But consider the global context. Major countries on the three most prosperous continents on earth (and dominating two of them) are gridlocked on the most fundamental fiscal and financial decisions. Nations producing 49 percent of the world’s GDP (55 percent if you are willing to conflate the full European Union with the slightly narrower European Monetary Union — not an outrageous call for this purpose) are in not just financial crisis, but also political and policy gridlock largely causing the financial crisis. There have been economic downturns that were relative widespread across nations before, given the contagious nature of the common cyclical cold among trading countries. But this episode is not the common cyclical cold. It is not only arguably the worst global downturn since the Great Depression, it is also now, given this aberrant political behavior, more like a self-induced case of pneumonia. The dysfunctional nations comprise more than enough of the world economy to threaten the stability of all.
The term “fiscal cliff” is not quite so good a fit for the European Union as it is for the United States, in terms of a critical deadline. Japan is an intermediate case. But prosperity around the world clearly is at risk; and the United States’ standing as a world leader is on the line. But look at the upside.

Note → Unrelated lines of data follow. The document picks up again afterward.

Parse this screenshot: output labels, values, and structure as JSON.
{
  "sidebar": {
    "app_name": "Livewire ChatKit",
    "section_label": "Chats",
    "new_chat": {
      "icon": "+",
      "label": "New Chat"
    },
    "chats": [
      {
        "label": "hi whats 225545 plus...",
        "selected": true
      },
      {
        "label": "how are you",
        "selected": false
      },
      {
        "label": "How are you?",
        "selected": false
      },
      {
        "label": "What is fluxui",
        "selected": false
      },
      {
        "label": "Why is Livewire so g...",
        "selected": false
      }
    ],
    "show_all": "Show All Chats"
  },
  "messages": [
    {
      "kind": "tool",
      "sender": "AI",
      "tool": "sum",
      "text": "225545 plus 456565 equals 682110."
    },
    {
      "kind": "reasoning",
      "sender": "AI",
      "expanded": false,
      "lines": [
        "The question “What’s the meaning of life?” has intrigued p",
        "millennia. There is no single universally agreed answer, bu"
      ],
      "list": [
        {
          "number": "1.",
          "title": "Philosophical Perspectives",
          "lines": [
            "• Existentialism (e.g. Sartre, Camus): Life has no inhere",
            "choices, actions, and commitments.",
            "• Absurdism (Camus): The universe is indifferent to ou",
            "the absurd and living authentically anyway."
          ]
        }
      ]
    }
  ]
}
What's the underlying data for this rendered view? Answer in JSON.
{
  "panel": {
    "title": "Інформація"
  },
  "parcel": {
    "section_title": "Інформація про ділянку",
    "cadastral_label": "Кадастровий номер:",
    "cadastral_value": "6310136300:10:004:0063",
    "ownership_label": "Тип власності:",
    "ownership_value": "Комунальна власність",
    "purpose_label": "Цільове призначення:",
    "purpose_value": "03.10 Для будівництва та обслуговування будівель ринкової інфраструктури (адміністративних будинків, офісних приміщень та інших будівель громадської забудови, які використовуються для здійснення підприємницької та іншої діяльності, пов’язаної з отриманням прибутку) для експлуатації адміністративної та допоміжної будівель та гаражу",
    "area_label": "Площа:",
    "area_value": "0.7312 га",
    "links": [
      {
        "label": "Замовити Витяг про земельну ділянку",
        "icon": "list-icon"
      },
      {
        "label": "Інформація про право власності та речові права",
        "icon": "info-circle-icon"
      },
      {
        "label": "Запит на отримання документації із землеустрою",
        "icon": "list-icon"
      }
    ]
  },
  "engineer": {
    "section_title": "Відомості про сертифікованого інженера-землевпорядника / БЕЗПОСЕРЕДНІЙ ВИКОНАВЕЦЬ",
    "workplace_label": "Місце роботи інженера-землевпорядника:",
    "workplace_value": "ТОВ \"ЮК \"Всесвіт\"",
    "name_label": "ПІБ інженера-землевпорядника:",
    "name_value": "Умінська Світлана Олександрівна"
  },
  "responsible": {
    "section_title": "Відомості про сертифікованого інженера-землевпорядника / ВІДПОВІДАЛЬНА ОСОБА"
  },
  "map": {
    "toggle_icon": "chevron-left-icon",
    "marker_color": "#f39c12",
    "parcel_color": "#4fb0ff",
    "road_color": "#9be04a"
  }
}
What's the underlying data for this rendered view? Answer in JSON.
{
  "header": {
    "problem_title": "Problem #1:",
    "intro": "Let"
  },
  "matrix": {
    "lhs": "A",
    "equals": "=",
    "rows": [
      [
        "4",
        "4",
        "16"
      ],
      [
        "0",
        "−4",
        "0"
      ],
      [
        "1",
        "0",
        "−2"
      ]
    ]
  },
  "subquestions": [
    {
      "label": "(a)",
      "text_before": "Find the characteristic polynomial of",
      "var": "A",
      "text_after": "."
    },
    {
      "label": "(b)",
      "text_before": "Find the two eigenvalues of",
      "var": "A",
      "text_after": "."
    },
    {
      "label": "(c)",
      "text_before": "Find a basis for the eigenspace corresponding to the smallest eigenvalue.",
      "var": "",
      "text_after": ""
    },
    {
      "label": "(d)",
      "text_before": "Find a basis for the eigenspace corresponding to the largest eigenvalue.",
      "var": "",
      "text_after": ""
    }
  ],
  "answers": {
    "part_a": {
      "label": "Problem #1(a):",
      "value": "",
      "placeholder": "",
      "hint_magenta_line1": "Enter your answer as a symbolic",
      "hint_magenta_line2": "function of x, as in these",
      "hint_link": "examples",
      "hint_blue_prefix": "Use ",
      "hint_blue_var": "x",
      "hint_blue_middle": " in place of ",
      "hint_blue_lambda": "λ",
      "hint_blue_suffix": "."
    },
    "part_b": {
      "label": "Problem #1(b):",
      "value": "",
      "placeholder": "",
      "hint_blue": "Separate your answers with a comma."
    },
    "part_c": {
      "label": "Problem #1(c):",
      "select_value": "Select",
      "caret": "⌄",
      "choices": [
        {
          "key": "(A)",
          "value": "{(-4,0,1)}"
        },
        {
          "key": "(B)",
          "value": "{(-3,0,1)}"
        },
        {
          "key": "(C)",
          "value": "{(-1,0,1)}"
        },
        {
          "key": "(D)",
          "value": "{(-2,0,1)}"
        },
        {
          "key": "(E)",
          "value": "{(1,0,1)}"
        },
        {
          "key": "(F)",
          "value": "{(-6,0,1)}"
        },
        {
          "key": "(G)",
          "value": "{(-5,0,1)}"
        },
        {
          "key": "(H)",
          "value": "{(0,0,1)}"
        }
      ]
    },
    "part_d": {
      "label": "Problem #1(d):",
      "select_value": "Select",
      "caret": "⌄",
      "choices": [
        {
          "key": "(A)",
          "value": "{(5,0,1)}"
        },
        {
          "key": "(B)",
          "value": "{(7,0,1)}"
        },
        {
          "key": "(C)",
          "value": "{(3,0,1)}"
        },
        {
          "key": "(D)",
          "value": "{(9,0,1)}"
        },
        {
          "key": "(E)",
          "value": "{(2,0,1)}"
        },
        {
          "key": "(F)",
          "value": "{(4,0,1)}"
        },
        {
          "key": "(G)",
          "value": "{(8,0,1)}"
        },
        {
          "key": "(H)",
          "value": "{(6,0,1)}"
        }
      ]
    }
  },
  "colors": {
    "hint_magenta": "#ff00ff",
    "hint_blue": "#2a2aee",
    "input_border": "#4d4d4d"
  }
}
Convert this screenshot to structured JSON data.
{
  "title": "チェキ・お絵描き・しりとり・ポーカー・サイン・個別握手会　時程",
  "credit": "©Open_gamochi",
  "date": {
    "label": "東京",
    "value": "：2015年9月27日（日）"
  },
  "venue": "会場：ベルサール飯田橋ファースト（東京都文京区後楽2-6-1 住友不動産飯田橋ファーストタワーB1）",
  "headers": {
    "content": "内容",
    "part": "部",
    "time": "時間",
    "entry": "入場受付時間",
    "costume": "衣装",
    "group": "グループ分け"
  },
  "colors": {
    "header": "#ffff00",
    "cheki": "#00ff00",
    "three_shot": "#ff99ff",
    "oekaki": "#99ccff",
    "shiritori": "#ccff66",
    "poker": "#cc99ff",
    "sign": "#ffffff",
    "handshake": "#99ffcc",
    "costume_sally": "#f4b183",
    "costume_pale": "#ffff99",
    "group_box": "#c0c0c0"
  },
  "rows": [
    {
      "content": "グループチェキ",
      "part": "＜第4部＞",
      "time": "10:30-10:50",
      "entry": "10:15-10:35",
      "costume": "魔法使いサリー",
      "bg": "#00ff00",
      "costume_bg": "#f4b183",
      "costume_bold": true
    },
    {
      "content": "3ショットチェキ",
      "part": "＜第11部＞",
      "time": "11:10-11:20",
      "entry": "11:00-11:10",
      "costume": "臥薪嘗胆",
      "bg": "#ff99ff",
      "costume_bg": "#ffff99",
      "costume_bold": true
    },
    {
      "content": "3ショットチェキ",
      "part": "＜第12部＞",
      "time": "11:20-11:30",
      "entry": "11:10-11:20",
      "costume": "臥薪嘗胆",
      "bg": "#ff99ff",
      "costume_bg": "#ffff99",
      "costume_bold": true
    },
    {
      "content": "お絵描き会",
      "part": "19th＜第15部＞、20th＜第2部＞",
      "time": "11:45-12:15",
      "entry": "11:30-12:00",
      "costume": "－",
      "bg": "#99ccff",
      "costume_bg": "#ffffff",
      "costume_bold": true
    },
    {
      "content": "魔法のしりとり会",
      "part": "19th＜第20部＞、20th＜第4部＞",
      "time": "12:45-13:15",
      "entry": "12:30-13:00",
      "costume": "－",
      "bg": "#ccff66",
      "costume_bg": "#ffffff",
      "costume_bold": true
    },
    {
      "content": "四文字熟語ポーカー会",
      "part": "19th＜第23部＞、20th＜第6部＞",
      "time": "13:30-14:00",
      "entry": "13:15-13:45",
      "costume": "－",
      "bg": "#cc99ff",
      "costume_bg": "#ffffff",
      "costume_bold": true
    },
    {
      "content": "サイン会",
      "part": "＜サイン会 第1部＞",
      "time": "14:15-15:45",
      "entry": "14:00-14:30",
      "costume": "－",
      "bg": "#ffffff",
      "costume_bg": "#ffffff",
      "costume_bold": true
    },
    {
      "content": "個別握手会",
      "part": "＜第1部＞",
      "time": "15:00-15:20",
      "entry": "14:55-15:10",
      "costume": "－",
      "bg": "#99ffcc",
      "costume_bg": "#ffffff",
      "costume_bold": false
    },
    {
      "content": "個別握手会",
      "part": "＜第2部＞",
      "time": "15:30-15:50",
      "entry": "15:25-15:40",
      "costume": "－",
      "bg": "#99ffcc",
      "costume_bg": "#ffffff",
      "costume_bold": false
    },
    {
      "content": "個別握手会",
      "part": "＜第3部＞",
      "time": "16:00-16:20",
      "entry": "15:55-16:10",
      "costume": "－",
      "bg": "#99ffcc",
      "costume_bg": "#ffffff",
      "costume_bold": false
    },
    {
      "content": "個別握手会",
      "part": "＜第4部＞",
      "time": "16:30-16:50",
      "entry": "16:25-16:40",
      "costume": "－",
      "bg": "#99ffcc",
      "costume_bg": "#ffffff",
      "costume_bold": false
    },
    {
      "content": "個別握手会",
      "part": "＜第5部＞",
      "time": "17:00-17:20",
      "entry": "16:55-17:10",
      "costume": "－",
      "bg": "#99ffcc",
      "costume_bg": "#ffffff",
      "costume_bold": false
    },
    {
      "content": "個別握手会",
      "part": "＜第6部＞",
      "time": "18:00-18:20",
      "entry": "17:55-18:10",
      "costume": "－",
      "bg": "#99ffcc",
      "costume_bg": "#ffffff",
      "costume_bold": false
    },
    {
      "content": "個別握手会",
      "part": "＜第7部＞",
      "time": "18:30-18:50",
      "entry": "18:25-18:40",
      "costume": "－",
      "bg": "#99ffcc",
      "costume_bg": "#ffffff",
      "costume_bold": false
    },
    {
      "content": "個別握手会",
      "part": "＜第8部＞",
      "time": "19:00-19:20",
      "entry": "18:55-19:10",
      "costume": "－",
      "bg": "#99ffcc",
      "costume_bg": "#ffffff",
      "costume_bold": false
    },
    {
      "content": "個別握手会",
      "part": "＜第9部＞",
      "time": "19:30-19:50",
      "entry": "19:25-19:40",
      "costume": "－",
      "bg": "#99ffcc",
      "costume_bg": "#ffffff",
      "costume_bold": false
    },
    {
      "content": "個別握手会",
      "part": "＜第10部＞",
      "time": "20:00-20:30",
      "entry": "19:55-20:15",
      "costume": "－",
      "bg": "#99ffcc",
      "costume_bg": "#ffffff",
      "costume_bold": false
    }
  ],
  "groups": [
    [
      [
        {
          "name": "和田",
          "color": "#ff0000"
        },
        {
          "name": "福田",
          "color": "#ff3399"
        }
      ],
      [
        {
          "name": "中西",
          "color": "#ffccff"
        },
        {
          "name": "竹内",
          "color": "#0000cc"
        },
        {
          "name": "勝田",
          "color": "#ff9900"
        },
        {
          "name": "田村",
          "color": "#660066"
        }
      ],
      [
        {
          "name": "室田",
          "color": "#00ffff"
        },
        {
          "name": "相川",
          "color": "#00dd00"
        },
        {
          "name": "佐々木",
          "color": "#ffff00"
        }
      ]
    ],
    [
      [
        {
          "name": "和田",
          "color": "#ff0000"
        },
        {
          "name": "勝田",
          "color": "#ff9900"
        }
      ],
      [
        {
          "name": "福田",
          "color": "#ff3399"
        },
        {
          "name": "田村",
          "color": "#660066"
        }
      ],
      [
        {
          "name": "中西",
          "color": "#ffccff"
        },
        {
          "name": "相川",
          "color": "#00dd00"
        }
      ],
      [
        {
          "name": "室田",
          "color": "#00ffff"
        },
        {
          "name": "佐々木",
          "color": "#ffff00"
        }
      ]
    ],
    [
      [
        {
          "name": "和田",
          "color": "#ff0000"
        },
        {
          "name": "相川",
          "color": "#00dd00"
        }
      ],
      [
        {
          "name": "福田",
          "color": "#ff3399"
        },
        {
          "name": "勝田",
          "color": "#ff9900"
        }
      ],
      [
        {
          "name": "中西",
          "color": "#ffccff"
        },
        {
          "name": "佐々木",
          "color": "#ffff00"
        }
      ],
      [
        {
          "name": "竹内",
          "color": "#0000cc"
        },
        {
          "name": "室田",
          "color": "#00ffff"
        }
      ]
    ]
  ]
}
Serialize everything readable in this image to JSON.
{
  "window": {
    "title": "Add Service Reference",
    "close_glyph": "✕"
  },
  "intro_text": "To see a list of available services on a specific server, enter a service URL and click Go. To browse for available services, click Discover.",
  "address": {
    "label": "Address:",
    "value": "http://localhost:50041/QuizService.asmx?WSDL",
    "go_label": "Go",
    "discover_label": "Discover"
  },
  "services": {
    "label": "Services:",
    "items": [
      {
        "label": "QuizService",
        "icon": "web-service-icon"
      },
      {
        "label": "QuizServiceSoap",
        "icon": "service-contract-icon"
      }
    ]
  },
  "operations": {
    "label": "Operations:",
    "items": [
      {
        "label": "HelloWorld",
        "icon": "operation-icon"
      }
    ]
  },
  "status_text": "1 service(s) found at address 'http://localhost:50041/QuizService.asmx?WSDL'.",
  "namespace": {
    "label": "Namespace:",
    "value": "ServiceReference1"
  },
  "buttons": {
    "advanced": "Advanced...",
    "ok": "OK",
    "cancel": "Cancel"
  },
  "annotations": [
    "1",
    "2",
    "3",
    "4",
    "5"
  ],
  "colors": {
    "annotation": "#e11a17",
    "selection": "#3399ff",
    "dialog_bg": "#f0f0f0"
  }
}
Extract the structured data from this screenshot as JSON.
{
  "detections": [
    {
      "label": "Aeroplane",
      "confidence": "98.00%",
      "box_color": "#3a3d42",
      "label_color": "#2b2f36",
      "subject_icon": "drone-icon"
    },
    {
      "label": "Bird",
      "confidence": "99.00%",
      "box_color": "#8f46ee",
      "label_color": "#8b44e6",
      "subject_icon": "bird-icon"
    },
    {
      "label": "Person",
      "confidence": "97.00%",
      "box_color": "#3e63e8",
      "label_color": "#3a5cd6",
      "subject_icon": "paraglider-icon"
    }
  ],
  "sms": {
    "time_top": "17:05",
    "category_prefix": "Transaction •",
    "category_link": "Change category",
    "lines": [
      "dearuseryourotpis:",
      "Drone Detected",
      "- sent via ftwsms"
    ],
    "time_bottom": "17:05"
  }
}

If this nation could show its ability to govern — with a carefully timed, gradual plan for budget consolidation, even after a near-term economic stimulus — it would set itself apart from the pack and become the undisputed world leader and desirable place to do business for years to come. Can our governance system rise to the challenge?